Mr McIntosh-Whyte said it was true a 10-year bond would go up in value if “the world goes to hell”, but said he was not being paid enough from the investment to deal with the unknown risks of holding it and would rather hold cash.
Bonds, and particularly government bonds, are usually a lower risk option in a multi-asset portfolio and therefore play the same defensive role as cash.
He felt the same way about corporate bonds. He said: “You’re not getting much extra yield on taking a lot of extra risk with corporate bonds.
“They’re riskier because they’re not as liquid and the company could go bust. In fact, I would rather buy the equity of the company than take on the debt because I can get decent returns and I know the return I’m going to get.”
The cash pile in the funds was also a result of the managers’ use of put options, Mr McIntosh-Whyte said.
Put options are an insurance tool which give managers the right to sell their stocks at a specified price (within an agreed timeframe), so can protect part of a portfolio against falling markets.
When using put options, the manager can protect the same proportion of their portfolio for less money than when using a physical defensive asset such as gold, meaning the portfolio has more cash left over.

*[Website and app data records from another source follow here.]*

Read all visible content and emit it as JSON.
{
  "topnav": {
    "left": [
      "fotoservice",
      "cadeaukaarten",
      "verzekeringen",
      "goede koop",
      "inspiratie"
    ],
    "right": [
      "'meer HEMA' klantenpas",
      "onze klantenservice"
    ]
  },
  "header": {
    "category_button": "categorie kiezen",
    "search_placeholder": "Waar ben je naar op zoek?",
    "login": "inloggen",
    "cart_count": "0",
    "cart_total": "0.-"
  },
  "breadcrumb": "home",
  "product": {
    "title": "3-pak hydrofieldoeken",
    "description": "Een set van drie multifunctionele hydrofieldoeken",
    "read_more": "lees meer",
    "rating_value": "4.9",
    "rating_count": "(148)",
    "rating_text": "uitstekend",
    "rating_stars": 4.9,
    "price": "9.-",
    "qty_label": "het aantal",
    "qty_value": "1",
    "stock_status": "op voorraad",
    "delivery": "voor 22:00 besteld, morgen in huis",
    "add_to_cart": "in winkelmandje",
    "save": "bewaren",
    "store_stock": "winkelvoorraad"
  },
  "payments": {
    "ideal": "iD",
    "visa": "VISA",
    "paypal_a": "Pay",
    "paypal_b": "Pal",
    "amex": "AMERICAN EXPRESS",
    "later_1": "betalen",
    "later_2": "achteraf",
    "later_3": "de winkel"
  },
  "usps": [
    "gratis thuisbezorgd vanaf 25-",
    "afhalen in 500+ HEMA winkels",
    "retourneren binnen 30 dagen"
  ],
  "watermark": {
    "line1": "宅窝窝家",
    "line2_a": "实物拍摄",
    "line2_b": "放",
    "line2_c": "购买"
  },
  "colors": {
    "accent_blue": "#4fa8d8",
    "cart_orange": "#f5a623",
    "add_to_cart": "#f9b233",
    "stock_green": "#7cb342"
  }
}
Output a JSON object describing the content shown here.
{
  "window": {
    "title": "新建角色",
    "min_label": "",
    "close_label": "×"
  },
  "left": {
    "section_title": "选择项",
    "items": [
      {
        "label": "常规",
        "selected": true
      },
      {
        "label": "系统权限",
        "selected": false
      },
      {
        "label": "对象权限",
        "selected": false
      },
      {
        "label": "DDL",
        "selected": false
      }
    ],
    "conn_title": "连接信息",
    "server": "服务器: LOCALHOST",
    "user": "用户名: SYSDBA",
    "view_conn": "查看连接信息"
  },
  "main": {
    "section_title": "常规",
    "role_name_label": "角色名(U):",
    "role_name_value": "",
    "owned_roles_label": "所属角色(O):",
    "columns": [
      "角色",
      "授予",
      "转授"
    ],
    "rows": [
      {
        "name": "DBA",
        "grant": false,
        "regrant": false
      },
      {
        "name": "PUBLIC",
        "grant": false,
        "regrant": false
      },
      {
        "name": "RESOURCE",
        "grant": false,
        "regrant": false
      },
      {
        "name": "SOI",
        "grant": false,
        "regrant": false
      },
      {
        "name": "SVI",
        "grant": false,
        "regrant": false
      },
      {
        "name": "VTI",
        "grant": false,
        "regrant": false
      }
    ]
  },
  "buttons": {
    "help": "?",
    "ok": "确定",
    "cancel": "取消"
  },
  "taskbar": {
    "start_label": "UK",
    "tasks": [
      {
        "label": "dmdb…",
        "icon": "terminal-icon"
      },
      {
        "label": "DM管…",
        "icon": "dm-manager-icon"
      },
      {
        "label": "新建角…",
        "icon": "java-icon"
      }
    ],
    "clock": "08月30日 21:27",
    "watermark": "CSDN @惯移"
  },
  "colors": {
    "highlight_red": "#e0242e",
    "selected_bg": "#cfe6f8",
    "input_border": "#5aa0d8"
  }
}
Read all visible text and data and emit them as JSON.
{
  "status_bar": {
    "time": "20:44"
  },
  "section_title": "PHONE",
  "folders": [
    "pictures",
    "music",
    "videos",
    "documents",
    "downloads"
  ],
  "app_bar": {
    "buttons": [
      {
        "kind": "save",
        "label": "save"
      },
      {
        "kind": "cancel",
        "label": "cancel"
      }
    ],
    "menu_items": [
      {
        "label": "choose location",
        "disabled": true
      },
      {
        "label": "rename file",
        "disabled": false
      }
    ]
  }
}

The downside is that unlike a physical asset, the cash spent on a put option is essentially worthless if markets remain stable or go up.
He added: “I do not need to allocate so much capital to get that protection, so that excess is still in the fund.”